February 15, 2011 [Lompoc Record]: “Diverse Channel Islands can fascinate. The chain of four are situated some 25 miles off the south coast. Sometimes they're lost in the haze. At other times, they seem to float on the horizon like etherial Bali Hais. On clear days, they appear almost close enough to touch, their canyons deeply etched. THey're a chain of four Channel Islands some 25 miles off the South Coast, visible from Highway 101. East to west they are Anacapa, Santa Cruz, Santa Rosa and San Miguel islands. Along with tiny Santa Barbara Island to the south, they make up Channel Islands National Park. While they look similar from the mainland, "Each island has its own heartbeat," said Marla Daily, president of the Santa Cruz Island Foundation, an organization devoted to the islands' preservation. Treeless San Miguel, the westernmost island, gets the brunt of the northwest winds, said Daily. Also known for its shipwrecks and extensive seal and sea lion population, it has a monument to early explorer Juan Rodriguez Cabrillo, who visited in 1542 and maybe buried there. Next is Santa Rosa, the second largest, where Vail & Vickers ran a cattle operation for a century.

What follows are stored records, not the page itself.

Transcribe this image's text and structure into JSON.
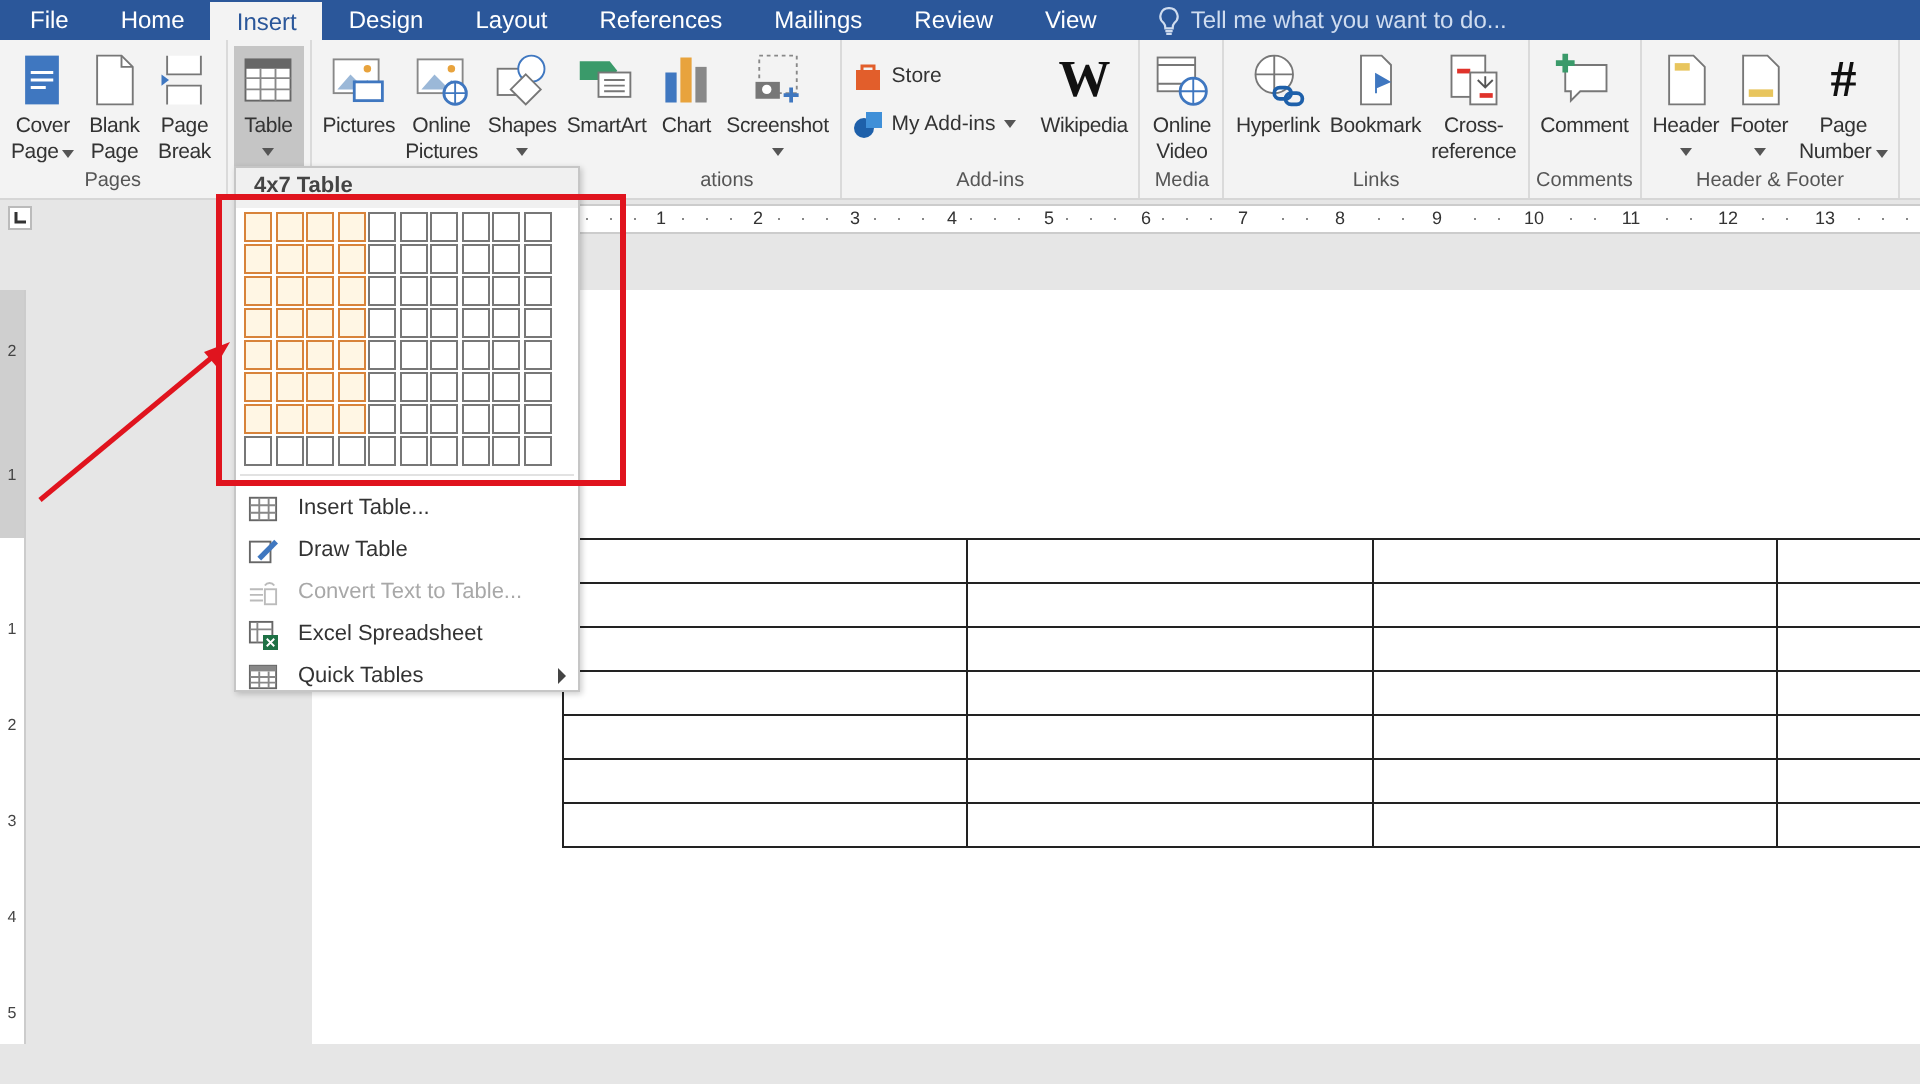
{
  "tabs": [
    {
      "label": "File",
      "selected": false
    },
    {
      "label": "Home",
      "selected": false
    },
    {
      "label": "Insert",
      "selected": true
    },
    {
      "label": "Design",
      "selected": false
    },
    {
      "label": "Layout",
      "selected": false
    },
    {
      "label": "References",
      "selected": false
    },
    {
      "label": "Mailings",
      "selected": false
    },
    {
      "label": "Review",
      "selected": false
    },
    {
      "label": "View",
      "selected": false
    }
  ],
  "tell_me": {
    "placeholder": "Tell me what you want to do..."
  },
  "ribbon": {
    "groups": [
      {
        "label": "Pages",
        "buttons": [
          {
            "kind": "large",
            "label": [
              "Cover",
              "Page"
            ],
            "menu": true,
            "pressed": false
          },
          {
            "kind": "large",
            "label": [
              "Blank",
              "Page"
            ],
            "menu": false,
            "pressed": false
          },
          {
            "kind": "large",
            "label": [
              "Page",
              "Break"
            ],
            "menu": false,
            "pressed": false
          }
        ]
      },
      {
        "buttons": [
          {
            "kind": "large",
            "label": [
              "Table"
            ],
            "menu": true,
            "pressed": true
          }
        ]
      },
      {
        "label": "ations",
        "buttons": [
          {
            "kind": "large",
            "label": [
              "Pictures"
            ],
            "menu": false,
            "pressed": false
          },
          {
            "kind": "large",
            "label": [
              "Online",
              "Pictures"
            ],
            "menu": false,
            "pressed": false
          },
          {
            "kind": "large",
            "label": [
              "Shapes"
            ],
            "menu": true,
            "pressed": false
          },
          {
            "kind": "large",
            "label": [
              "SmartArt"
            ],
            "menu": false,
            "pressed": false
          },
          {
            "kind": "large",
            "label": [
              "Chart"
            ],
            "menu": false,
            "pressed": false
          },
          {
            "kind": "large",
            "label": [
              "Screenshot"
            ],
            "menu": true,
            "pressed": false
          }
        ]
      },
      {
        "label": "Add-ins",
        "buttons": [
          {
            "kind": "small",
            "label": [
              "Store"
            ],
            "menu": false,
            "pressed": false
          },
          {
            "kind": "small",
            "label": [
              "My Add-ins"
            ],
            "menu": true,
            "pressed": false
          },
          {
            "kind": "large",
            "label": [
              "Wikipedia"
            ],
            "glyph": "W",
            "menu": false,
            "pressed": false
          }
        ]
      },
      {
        "label": "Media",
        "buttons": [
          {
            "kind": "large",
            "label": [
              "Online",
              "Video"
            ],
            "menu": false,
            "pressed": false
          }
        ]
      },
      {
        "label": "Links",
        "buttons": [
          {
            "kind": "large",
            "label": [
              "Hyperlink"
            ],
            "menu": false,
            "pressed": false
          },
          {
            "kind": "large",
            "label": [
              "Bookmark"
            ],
            "menu": false,
            "pressed": false
          },
          {
            "kind": "large",
            "label": [
              "Cross-",
              "reference"
            ],
            "menu": false,
            "pressed": false
          }
        ]
      },
      {
        "label": "Comments",
        "buttons": [
          {
            "kind": "large",
            "label": [
              "Comment"
            ],
            "menu": false,
            "pressed": false
          }
        ]
      },
      {
        "label": "Header & Footer",
        "buttons": [
          {
            "kind": "large",
            "label": [
              "Header"
            ],
            "menu": true,
            "pressed": false
          },
          {
            "kind": "large",
            "label": [
              "Footer"
            ],
            "menu": true,
            "pressed": false
          },
          {
            "kind": "large",
            "label": [
              "Page",
              "Number"
            ],
            "glyph": "#",
            "menu": true,
            "pressed": false
          }
        ]
      }
    ]
  },
  "ruler": {
    "marks": [
      "1",
      "2",
      "3",
      "4",
      "5",
      "6",
      "7",
      "8",
      "9",
      "10",
      "11",
      "12",
      "13"
    ]
  },
  "vertical_ruler": {
    "above": [
      "2",
      "1"
    ],
    "below": [
      "1",
      "2",
      "3",
      "4",
      "5"
    ]
  },
  "table_menu": {
    "title": "4x7 Table",
    "grid": [
      {
        "cells": [
          {
            "selected": true
          },
          {
            "selected": true
          },
          {
            "selected": true
          },
          {
            "selected": true
          },
          {
            "selected": false
          },
          {
            "selected": false
          },
          {
            "selected": false
          },
          {
            "selected": false
          },
          {
            "selected": false
          },
          {
            "selected": false
          }
        ]
      },
      {
        "cells": [
          {
            "selected": true
          },
          {
            "selected": true
          },
          {
            "selected": true
          },
          {
            "selected": true
          },
          {
            "selected": false
          },
          {
            "selected": false
          },
          {
            "selected": false
          },
          {
            "selected": false
          },
          {
            "selected": false
          },
          {
            "selected": false
          }
        ]
      },
      {
        "cells": [
          {
            "selected": true
          },
          {
            "selected": true
          },
          {
            "selected": true
          },
          {
            "selected": true
          },
          {
            "selected": false
          },
          {
            "selected": false
          },
          {
            "selected": false
          },
          {
            "selected": false
          },
          {
            "selected": false
          },
          {
            "selected": false
          }
        ]
      },
      {
        "cells": [
          {
            "selected": true
          },
          {
            "selected": true
          },
          {
            "selected": true
          },
          {
            "selected": true
          },
          {
            "selected": false
          },
          {
            "selected": false
          },
          {
            "selected": false
          },
          {
            "selected": false
          },
          {
            "selected": false
          },
          {
            "selected": false
          }
        ]
      },
      {
        "cells": [
          {
            "selected": true
          },
          {
            "selected": true
          },
          {
            "selected": true
          },
          {
            "selected": true
          },
          {
            "selected": false
          },
          {
            "selected": false
          },
          {
            "selected": false
          },
          {
            "selected": false
          },
          {
            "selected": false
          },
          {
            "selected": false
          }
        ]
      },
      {
        "cells": [
          {
            "selected": true
          },
          {
            "selected": true
          },
          {
            "selected": true
          },
          {
            "selected": true
          },
          {
            "selected": false
          },
          {
            "selected": false
          },
          {
            "selected": false
          },
          {
            "selected": false
          },
          {
            "selected": false
          },
          {
            "selected": false
          }
        ]
      },
      {
        "cells": [
          {
            "selected": true
          },
          {
            "selected": true
          },
          {
            "selected": true
          },
          {
            "selected": true
          },
          {
            "selected": false
          },
          {
            "selected": false
          },
          {
            "selected": false
          },
          {
            "selected": false
          },
          {
            "selected": false
          },
          {
            "selected": false
          }
        ]
      },
      {
        "cells": [
          {
            "selected": false
          },
          {
            "selected": false
          },
          {
            "selected": false
          },
          {
            "selected": false
          },
          {
            "selected": false
          },
          {
            "selected": false
          },
          {
            "selected": false
          },
          {
            "selected": false
          },
          {
            "selected": false
          },
          {
            "selected": false
          }
        ]
      }
    ],
    "items": [
      {
        "label": "Insert Table...",
        "disabled": false,
        "submenu": false
      },
      {
        "label": "Draw Table",
        "disabled": false,
        "submenu": false
      },
      {
        "label": "Convert Text to Table...",
        "disabled": true,
        "submenu": false
      },
      {
        "label": "Excel Spreadsheet",
        "disabled": false,
        "submenu": false
      },
      {
        "label": "Quick Tables",
        "disabled": false,
        "submenu": true
      }
    ]
  }
}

Cattle have since been removed. Santa Cruz, the largest and highest island with its noted Prisoners' Harbor and Scorpion anchorages, has remnants of recent ranch history, including houses, barns and a chapel. The western three-quarters of the island is owned by The Nature Conservancy. Anacapa, but a square mile in size, is the second smallest island. A series of three islets, it is known for its lighthouse and Arch Rock, the islands' symbol. The islands, noted for plants and animals found nowhere else in the world, are largely uninhabited except for rangers and maintenance personnel stationed there at various times. There are no paved roads. Primitive camping is available. Islands can be reached by boat from Island Packers out of the Ventura Harbor. For schedules and rates see www.islandpackers.com. ”